- 5 Minute Spicy Udon Noodle Stir Fry
This recipe is a must-try for anyone who is a fan of spicy food yet doesn’t want to spend ages preparing a deal in the kitchen. This recipe makes a fantastic mid-week meal when you get home from a long day at work and want to prepare your dinner in just a few minutes.
Even takeout seems less appealing when you can have this recipe for udon noodles stir fry with tofu in less time than it would take even to decide what to order for delivery.
If you have a good spice tolerance, we can bet you will be adding this dish to your meal plan for weeks to come. Even a beginner in the kitchen can prepare this recipe with the follow along YouTube video. If you aren’t able to handle much chili, you can adjust the level of gochujang (Korean chili paste) to your liking.
- Cold Noodle Salad
Calling all peanut butter fanatics! This cold noodle salad is an irresistible meal that balances the hearty, chewy udon with crunchy vegetables and a creamy peanut butter and ginger sauce.
As you only need to cook the noodles and chop the vegetables, this recipe couldn’t be more straightforward. Serve with fresh cilantro and sesame seeds for a great lunchtime option. In addition, you can keep this dish fresh for up to 3 days when refrigerated. Thus, making it an excellent choice for a packed lunch that you can prep the night before.
- Curry Udon
Feed your soul with this spicy Curry Udon with traditional dashi stock and Japanese curry paste.
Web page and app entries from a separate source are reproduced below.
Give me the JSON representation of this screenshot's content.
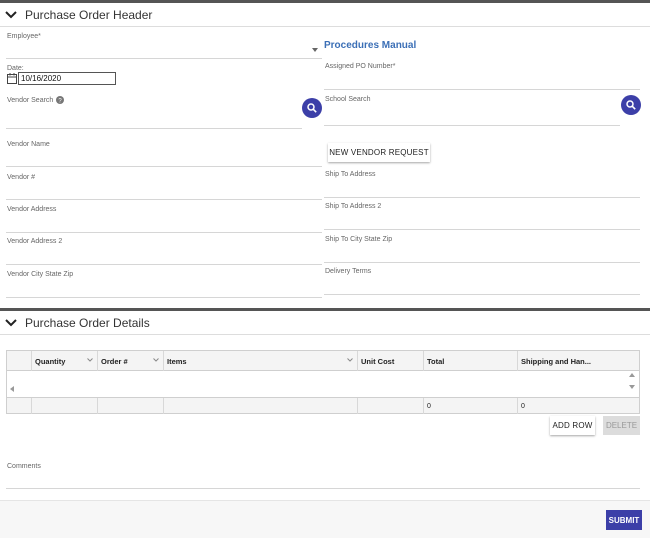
{
  "header_section": {
    "title": "Purchase Order Header"
  },
  "left_fields": {
    "employee_label": "Employee*",
    "date_label": "Date:",
    "date_value": "10/16/2020",
    "vendor_search_label": "Vendor Search",
    "vendor_name_label": "Vendor Name",
    "vendor_number_label": "Vendor #",
    "vendor_address_label": "Vendor Address",
    "vendor_address2_label": "Vendor Address 2",
    "vendor_city_label": "Vendor City State Zip"
  },
  "right_fields": {
    "procedures_link": "Procedures Manual",
    "assigned_po_label": "Assigned PO Number*",
    "school_search_label": "School Search",
    "new_vendor_button": "NEW VENDOR REQUEST",
    "ship_to_address_label": "Ship To Address",
    "ship_to_address2_label": "Ship To Address 2",
    "ship_to_city_label": "Ship To City State Zip",
    "delivery_terms_label": "Delivery Terms"
  },
  "details_section": {
    "title": "Purchase Order Details"
  },
  "grid": {
    "columns": [
      "",
      "Quantity",
      "Order #",
      "Items",
      "Unit Cost",
      "Total",
      "Shipping and Han..."
    ],
    "footer": [
      "",
      "",
      "",
      "",
      "",
      "0",
      "0"
    ]
  },
  "actions": {
    "add_row": "ADD ROW",
    "delete": "DELETE"
  },
  "comments_label": "Comments",
  "submit_label": "SUBMIT",
  "colors": {
    "accent": "#3c3fa8",
    "link": "#3b6fb6"
  }
}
Curry Udon gained popularity in the 20th century as the people of Tokyo saw an influx in westernized restaurants, and chefs decided to create a mashup udon noodle soup and curry to entice diners into their establishments.
Curry Udon is a popular meal to use up leftover Japanese curry, but don’t take our word for it. Just look at how delicious and creamy this curry sauce is. Paired with the caramelized vegetables for a sweet hint and the sour cream for a bit of body, this chicken udon noodles recipe is one of our top picks for anyone new to Japanese cuisine.